*EXERCISE INPUT:*
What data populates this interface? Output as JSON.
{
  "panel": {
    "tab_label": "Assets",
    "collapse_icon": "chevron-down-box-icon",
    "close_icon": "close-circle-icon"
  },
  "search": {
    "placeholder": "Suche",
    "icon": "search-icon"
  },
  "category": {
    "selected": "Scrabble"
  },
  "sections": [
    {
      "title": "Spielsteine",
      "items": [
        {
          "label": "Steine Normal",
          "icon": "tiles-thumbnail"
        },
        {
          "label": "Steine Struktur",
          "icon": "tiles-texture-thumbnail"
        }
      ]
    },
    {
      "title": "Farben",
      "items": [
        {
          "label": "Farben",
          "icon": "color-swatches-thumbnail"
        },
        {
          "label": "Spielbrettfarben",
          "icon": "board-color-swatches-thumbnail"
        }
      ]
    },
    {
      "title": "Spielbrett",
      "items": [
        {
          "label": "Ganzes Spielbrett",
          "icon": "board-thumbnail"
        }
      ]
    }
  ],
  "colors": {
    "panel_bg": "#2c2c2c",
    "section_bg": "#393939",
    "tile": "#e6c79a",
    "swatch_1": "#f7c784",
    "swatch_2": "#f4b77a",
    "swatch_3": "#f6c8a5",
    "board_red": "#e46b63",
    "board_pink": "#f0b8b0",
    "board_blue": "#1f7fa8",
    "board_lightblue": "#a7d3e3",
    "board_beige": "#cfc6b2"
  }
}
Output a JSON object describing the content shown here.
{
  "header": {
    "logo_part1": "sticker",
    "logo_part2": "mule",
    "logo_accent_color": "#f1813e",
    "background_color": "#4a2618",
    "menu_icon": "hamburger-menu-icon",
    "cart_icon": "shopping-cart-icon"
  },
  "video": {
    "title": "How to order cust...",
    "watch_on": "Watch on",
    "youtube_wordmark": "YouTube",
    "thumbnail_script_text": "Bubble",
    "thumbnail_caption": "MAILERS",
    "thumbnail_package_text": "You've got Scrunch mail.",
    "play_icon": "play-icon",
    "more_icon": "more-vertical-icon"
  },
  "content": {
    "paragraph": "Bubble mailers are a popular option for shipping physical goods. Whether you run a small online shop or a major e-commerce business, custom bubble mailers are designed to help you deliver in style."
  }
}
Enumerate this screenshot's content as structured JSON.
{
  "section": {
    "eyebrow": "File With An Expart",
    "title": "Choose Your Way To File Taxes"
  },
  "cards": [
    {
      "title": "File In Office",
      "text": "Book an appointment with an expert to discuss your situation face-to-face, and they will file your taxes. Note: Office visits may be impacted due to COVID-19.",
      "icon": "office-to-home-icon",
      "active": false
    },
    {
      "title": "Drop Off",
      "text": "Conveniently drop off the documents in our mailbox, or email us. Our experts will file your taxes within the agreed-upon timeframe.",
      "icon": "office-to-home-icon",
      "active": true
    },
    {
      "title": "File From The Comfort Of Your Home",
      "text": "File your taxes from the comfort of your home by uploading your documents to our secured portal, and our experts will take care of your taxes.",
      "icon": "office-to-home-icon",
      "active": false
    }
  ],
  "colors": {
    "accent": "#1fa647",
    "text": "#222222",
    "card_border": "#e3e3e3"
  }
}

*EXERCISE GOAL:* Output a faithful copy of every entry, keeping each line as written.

*SOLUTION BELOW:*
What data populates this interface? Output as JSON.
{
  "panel": {
    "tab_label": "Assets",
    "collapse_icon": "chevron-down-box-icon",
    "close_icon": "close-circle-icon"
  },
  "search": {
    "placeholder": "Suche",
    "icon": "search-icon"
  },
  "category": {
    "selected": "Scrabble"
  },
  "sections": [
    {
      "title": "Spielsteine",
      "items": [
        {
          "label": "Steine Normal",
          "icon": "tiles-thumbnail"
        },
        {
          "label": "Steine Struktur",
          "icon": "tiles-texture-thumbnail"
        }
      ]
    },
    {
      "title": "Farben",
      "items": [
        {
          "label": "Farben",
          "icon": "color-swatches-thumbnail"
        },
        {
          "label": "Spielbrettfarben",
          "icon": "board-color-swatches-thumbnail"
        }
      ]
    },
    {
      "title": "Spielbrett",
      "items": [
        {
          "label": "Ganzes Spielbrett",
          "icon": "board-thumbnail"
        }
      ]
    }
  ],
  "colors": {
    "panel_bg": "#2c2c2c",
    "section_bg": "#393939",
    "tile": "#e6c79a",
    "swatch_1": "#f7c784",
    "swatch_2": "#f4b77a",
    "swatch_3": "#f6c8a5",
    "board_red": "#e46b63",
    "board_pink": "#f0b8b0",
    "board_blue": "#1f7fa8",
    "board_lightblue": "#a7d3e3",
    "board_beige": "#cfc6b2"
  }
}
Output a JSON object describing the content shown here.
{
  "header": {
    "logo_part1": "sticker",
    "logo_part2": "mule",
    "logo_accent_color": "#f1813e",
    "background_color": "#4a2618",
    "menu_icon": "hamburger-menu-icon",
    "cart_icon": "shopping-cart-icon"
  },
  "video": {
    "title": "How to order cust...",
    "watch_on": "Watch on",
    "youtube_wordmark": "YouTube",
    "thumbnail_script_text": "Bubble",
    "thumbnail_caption": "MAILERS",
    "thumbnail_package_text": "You've got Scrunch mail.",
    "play_icon": "play-icon",
    "more_icon": "more-vertical-icon"
  },
  "content": {
    "paragraph": "Bubble mailers are a popular option for shipping physical goods. Whether you run a small online shop or a major e-commerce business, custom bubble mailers are designed to help you deliver in style."
  }
}
Enumerate this screenshot's content as structured JSON.
{
  "section": {
    "eyebrow": "File With An Expart",
    "title": "Choose Your Way To File Taxes"
  },
  "cards": [
    {
      "title": "File In Office",
      "text": "Book an appointment with an expert to discuss your situation face-to-face, and they will file your taxes. Note: Office visits may be impacted due to COVID-19.",
      "icon": "office-to-home-icon",
      "active": false
    },
    {
      "title": "Drop Off",
      "text": "Conveniently drop off the documents in our mailbox, or email us. Our experts will file your taxes within the agreed-upon timeframe.",
      "icon": "office-to-home-icon",
      "active": true
    },
    {
      "title": "File From The Comfort Of Your Home",
      "text": "File your taxes from the comfort of your home by uploading your documents to our secured portal, and our experts will take care of your taxes.",
      "icon": "office-to-home-icon",
      "active": false
    }
  ],
  "colors": {
    "accent": "#1fa647",
    "text": "#222222",
    "card_border": "#e3e3e3"
  }
}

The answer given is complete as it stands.